Stevenson: [Laughs] Well, I cannot say. They may well. I cannot say because - hats off to this production - they have been very conscious about avoiding this whole pirate-y thing, and realizing how much that could distract and slip over into caricature. I don't think you see a pirate with a parrot on his shoulder, for example. And even with the accents. I was keen on exploring Blackbeard's natural Bristol [very distinct] accent. That's West Country England; they were great seafaring folk. Unfortunately, ever since the birth of pirate films, there has been this hammy accent. Like, "Why are pirates funny? They just Arrrr!" So going in, doing the best Bristolian accent, it just didn't ... we had to tamper that right back. There have been certain things we've had to be careful that wouldn't distract or detract from the telling of the story. [Pirates] are a victim of their own success. People have identified with pirates in a comic and caricature sense. If there are danger areas, you make a decision to not go there. Preserve the play, and protect the story.
Will you be heading back to Asgard in Thor: Ragnarok as Volstagg
Stevenson: You know, I don't know what happening. I'm waiting to hear. I would love to get the Warriors Three back in the saddles for the Vikings in space. But you have to talk to Marvel about that, and see if it's going to materialize.
Let's briefly talk about 2008's Punisher: War Zone. Even though it didn't perform at the box office, it has its fans. Looking back, what do you think of that role, and the film's legacy? And do you have any thoughts about Jon Bernthal stepping into the role?
Oh, I loved playing that role. The fans who have come up to me! I have such respect for Garth Ennis' writing, and Tim Bradstreet's illustrations, and the darkness of that character.
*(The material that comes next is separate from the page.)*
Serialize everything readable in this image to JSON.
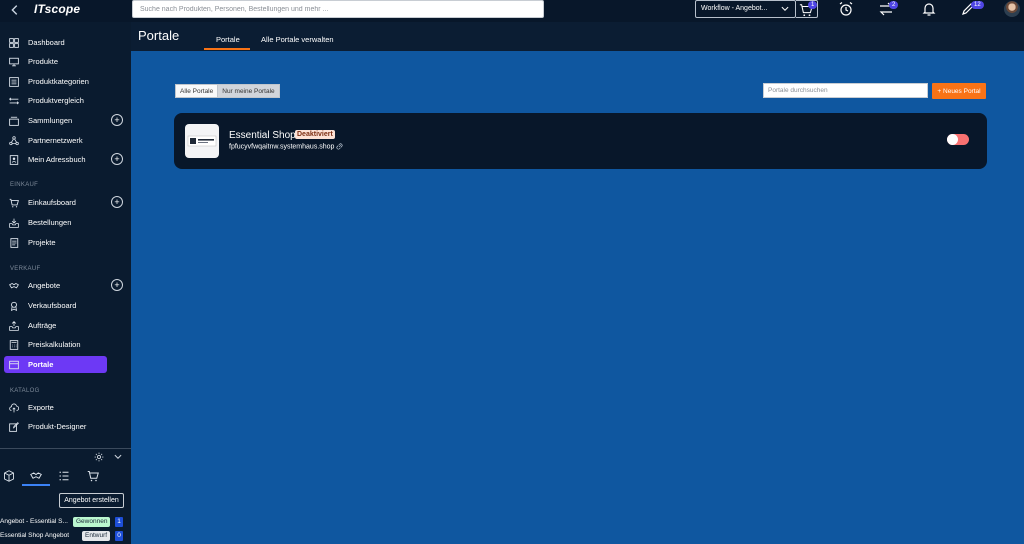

Looking back now, I know we based the story on comic books, which essentially were already 10 or 15 years old. There is so much potential with that character. But it is a huge choice because you've an R-rated character; you can't diminish him. I remember sitting in one of the first meetings with Lionsgate after having really lost myself in the comics trying to understand this character. I said, personally speaking, I don't want anybody who watches this movie walking out wanting to be Frank Castle. There was a tumbleweed moment because, obviously, this could be a kiss of death.
I didn't want people to go out wanting to go tool up against the bad guys (and at impressionable ages). I said, don't shy away from the violence or pull back on this, commit to this. But I wanted people who watched this to feel that he's in such a dark place you don't ever want to be him, but you're very glad he's there, and can't wait to see what he does next. It is a much deeper level and exploration of this character. I think it has got legs for the future.
And hand on heart, I wish [Bernthal] the very best. The last movie didn't do the box office the way they hoped, and I am delighted Frank Castle has not been pushed aside. He is a valid part of that universe. When he first arrived, he was brought in to assassinate Spider-Man! He is a tremendous tactician, and among all the Marvel super heroes, he doesn't have a super power. He just has this warrior's mind that people like Thor, or whomever with a sort of moral fiber, would disagree with. But he is still a very relevant part of that universe. I wish him the very best, and thrilled Frank is still out there somewhere.